GO
Loading...

Earnings Not Much Help For Markets

Mixed reports on earnings this morning; IBM is a help, but Pfizer , Continental Airlines , Marriottand Nokia are not.

Merrill Lynch recorded another $9 b in write-downs on mortgage-related assets, leveraged loans and hedges.

The net loss of $1.97. b ($2.20 a share, expectations were for a loss of $1.96), was the third straight quarterly loss. Both equities and fixed income revenues were below expectations. Also announced a 10 percent head count reduction (about 4,000 jobs). CEO Thain is making both cautious and soothing comments on the conference call, saying he is planning for a slower, more difficult next few quarters, but is optimistic about fiscal y ear 2008.

Pfizer 61 cents, a nickel below expectations, also missed on revenues. Sales of big drugs like Lipitor and Celebrex look below expectations. Not a good start for pharmaecutical earnings. Down 4 percent.

Continental Airlines reported a loss, no surprise since jet fuel costs were up over 50 percent, but it was not as bad as analysts had predicted. They are taking more planes out of service and reducing capacity. They were not terribly downbeat, however. Southwest Airlines reported a small gain.

Marriott cut its earnings outlook for 2008. Once again, growth is international. Revenue per available room (REVPAR, the standard metric) grew only 2.3 percent; international REVPAR increased 18.5 percent (these are for company-owned hotels).

United Technologies reported earnings slightly above expectationsand reaffirmed its 2008 earnings guidance.

UBS' CEO is sounding optimistic this morning, says he doesn't think they will need to raise more capital, and that signs of improvement are starting to appear, but that it will take several more months to exit from the crises.

Nokia reported earnings about in line with expectations, but noted that average selling prices continue to decline, and they seem to have lost market share.

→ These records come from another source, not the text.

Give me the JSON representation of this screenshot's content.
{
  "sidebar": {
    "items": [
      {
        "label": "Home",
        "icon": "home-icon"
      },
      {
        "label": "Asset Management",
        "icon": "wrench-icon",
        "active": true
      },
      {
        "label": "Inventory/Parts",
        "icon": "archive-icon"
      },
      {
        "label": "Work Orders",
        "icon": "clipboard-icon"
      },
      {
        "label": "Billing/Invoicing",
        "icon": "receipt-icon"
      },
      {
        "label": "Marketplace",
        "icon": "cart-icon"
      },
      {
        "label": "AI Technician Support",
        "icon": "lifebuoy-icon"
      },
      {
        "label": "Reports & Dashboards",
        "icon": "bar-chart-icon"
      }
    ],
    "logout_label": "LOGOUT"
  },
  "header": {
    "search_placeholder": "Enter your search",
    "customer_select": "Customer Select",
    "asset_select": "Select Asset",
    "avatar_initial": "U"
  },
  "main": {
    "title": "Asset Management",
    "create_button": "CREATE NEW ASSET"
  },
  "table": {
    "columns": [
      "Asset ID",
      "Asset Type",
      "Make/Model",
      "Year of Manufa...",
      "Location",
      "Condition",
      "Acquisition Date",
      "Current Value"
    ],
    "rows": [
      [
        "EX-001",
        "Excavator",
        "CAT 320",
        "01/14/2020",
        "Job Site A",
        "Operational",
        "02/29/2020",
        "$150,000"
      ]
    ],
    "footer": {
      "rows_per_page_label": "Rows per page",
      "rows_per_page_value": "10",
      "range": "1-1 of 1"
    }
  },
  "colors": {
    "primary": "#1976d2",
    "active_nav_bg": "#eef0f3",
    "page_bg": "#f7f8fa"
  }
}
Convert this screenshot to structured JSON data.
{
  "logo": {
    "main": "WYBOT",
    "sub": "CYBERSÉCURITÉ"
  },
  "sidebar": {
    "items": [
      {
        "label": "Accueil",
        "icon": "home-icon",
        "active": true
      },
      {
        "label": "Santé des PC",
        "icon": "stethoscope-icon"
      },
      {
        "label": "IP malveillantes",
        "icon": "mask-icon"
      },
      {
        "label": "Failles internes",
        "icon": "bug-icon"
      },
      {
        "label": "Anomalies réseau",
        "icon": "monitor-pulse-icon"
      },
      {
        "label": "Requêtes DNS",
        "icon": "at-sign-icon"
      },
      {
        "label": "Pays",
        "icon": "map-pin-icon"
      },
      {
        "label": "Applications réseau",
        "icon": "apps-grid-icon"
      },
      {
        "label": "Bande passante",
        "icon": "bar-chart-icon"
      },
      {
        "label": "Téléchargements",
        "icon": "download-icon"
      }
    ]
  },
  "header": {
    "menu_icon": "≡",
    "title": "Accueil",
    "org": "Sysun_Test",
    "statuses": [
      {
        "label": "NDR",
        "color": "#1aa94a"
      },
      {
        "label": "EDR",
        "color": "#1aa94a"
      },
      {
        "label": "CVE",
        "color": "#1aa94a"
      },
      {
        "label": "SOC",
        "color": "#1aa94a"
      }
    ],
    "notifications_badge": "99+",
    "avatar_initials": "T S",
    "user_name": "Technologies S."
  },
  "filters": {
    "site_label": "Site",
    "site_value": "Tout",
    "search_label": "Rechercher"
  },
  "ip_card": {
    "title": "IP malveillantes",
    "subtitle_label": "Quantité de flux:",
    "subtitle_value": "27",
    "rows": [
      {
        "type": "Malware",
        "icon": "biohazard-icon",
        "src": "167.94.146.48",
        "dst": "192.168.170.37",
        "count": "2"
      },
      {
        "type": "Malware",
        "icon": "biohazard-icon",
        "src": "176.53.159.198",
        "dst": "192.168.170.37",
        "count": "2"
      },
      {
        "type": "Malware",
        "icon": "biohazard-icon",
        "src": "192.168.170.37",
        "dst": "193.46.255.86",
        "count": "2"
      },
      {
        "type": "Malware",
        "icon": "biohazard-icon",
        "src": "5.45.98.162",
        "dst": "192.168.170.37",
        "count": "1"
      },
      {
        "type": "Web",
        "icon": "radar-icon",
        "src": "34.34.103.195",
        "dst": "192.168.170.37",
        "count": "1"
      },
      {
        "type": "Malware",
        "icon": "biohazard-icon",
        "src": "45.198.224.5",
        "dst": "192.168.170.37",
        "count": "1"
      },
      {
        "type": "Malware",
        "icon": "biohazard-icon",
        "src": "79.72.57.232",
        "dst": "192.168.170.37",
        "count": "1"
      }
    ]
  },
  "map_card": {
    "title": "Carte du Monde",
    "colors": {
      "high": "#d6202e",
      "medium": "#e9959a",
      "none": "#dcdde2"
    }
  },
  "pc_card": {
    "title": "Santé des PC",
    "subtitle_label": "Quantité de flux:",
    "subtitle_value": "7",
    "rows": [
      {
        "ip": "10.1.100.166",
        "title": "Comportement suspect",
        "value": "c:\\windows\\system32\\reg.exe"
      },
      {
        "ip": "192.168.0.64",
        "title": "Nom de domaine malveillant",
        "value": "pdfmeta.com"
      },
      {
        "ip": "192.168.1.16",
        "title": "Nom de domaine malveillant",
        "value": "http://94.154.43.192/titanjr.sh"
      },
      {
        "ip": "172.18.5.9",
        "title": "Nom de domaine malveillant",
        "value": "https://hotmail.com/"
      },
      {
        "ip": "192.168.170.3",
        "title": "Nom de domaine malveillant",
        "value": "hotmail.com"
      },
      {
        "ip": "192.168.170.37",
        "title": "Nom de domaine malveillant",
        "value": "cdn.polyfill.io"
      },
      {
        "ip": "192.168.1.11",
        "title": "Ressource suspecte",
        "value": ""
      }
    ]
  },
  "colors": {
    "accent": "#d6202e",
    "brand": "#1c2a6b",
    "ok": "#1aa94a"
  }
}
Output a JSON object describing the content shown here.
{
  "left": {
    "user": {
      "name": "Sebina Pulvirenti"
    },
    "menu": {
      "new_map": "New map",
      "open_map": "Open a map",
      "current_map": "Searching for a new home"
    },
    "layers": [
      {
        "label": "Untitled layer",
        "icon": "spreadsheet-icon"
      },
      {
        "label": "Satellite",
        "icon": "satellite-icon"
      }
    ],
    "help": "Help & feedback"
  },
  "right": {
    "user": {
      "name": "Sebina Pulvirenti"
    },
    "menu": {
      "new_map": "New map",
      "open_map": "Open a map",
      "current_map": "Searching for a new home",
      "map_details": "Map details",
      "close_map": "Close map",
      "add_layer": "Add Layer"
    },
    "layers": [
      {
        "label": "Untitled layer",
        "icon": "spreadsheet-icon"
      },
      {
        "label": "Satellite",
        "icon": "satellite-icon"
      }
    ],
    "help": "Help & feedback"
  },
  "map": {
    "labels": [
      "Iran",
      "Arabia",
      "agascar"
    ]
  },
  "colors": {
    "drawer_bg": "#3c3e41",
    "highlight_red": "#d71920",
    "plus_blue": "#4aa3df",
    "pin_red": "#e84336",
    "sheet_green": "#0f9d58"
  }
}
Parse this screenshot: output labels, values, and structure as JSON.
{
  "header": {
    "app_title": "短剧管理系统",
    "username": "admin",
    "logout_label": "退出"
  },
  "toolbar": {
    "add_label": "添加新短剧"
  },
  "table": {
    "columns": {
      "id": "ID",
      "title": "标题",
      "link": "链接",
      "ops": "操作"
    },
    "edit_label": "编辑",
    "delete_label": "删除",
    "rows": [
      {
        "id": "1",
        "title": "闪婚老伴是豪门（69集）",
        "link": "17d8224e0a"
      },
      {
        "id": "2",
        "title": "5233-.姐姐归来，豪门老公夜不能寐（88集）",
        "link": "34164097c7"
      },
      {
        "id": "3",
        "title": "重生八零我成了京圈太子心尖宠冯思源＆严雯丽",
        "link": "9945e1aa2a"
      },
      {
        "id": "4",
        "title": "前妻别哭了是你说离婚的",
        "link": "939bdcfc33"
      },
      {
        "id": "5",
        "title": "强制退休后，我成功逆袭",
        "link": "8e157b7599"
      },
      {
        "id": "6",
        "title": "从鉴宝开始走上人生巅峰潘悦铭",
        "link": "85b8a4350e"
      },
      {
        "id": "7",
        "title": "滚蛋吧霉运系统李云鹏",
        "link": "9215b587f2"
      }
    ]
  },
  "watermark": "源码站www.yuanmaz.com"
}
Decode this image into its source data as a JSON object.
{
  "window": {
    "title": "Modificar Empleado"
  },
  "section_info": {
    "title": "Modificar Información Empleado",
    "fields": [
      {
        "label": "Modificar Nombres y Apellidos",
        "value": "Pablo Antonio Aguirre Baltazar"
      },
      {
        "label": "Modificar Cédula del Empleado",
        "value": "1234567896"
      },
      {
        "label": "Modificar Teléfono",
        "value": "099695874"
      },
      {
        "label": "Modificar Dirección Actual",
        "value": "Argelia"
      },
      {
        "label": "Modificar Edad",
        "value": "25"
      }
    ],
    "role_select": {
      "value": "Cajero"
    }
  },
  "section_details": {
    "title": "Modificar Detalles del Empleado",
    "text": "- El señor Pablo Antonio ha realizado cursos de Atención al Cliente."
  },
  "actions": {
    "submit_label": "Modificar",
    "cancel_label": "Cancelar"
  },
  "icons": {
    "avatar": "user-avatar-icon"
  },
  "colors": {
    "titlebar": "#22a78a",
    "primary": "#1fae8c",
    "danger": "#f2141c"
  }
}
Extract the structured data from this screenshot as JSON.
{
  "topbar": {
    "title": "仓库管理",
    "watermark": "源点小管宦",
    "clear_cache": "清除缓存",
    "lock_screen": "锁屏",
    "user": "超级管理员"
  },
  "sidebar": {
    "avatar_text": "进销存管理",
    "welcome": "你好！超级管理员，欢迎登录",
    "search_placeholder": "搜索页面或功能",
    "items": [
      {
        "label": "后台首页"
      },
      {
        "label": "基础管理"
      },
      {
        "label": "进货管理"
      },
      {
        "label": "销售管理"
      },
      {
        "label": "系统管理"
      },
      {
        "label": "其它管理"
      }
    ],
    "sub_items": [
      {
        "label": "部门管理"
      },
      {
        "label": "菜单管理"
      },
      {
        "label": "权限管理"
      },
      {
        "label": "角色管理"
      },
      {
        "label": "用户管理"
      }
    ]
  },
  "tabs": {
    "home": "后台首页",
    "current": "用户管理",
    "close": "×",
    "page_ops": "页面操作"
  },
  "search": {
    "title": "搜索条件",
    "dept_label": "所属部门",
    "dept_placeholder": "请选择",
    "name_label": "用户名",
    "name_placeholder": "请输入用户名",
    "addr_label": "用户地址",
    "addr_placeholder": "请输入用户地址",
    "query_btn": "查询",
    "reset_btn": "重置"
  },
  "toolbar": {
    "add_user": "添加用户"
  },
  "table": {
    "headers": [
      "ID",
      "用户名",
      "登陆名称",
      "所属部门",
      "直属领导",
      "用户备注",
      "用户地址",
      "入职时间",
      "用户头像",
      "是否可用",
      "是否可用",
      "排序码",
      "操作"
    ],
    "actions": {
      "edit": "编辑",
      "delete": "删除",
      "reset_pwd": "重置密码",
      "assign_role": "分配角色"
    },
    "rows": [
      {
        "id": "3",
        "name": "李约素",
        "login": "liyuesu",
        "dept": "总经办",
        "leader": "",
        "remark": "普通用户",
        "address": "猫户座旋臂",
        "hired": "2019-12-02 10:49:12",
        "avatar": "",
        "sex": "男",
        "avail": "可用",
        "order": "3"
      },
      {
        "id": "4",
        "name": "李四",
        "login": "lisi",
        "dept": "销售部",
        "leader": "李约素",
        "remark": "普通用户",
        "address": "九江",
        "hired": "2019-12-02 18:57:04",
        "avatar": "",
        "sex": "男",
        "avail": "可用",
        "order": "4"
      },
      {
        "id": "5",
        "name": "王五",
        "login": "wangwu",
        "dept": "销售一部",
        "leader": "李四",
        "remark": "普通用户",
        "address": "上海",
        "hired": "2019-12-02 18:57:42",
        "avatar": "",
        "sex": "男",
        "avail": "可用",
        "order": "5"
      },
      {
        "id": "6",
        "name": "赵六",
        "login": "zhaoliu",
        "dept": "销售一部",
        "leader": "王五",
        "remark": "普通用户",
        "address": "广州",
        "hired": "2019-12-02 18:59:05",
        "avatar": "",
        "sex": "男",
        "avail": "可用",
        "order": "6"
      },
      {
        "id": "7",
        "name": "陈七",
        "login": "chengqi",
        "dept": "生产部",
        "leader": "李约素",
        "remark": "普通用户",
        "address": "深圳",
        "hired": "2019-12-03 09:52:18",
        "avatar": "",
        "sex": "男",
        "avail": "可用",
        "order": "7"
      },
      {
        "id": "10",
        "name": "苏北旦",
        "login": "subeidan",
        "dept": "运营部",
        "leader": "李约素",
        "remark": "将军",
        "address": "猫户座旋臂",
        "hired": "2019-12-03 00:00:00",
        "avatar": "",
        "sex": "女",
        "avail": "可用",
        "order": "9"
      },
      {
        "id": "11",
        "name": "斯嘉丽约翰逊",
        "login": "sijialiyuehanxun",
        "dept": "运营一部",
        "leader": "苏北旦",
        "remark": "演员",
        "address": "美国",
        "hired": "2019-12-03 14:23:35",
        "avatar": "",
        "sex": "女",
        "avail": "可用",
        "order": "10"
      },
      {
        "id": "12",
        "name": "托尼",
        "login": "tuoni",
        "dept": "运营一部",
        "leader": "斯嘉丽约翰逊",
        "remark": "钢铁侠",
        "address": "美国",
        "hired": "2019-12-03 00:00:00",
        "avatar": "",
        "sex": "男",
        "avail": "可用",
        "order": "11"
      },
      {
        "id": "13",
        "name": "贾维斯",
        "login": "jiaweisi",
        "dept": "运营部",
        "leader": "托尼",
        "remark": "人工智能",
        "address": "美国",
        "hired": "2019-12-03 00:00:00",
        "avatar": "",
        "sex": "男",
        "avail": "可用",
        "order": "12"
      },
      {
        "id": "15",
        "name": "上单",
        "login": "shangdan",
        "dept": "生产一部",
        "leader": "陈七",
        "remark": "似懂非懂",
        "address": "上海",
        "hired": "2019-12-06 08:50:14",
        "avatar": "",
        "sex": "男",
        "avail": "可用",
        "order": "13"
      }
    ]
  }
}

Down 11 percent pre-open.


Questions? Comments? tradertalk@cnbc.com

Symbol
Price
 
Change
%Change
CPT
---
IBM
---
LUV
---
MAR
---
NOK
---
PFE
---
UBSN
---
UTX
---

Featured

  • A CNBC reporter since 1990, Bob Pisani covers Wall Street from the floor of the New York Stock Exchange.

Wall Street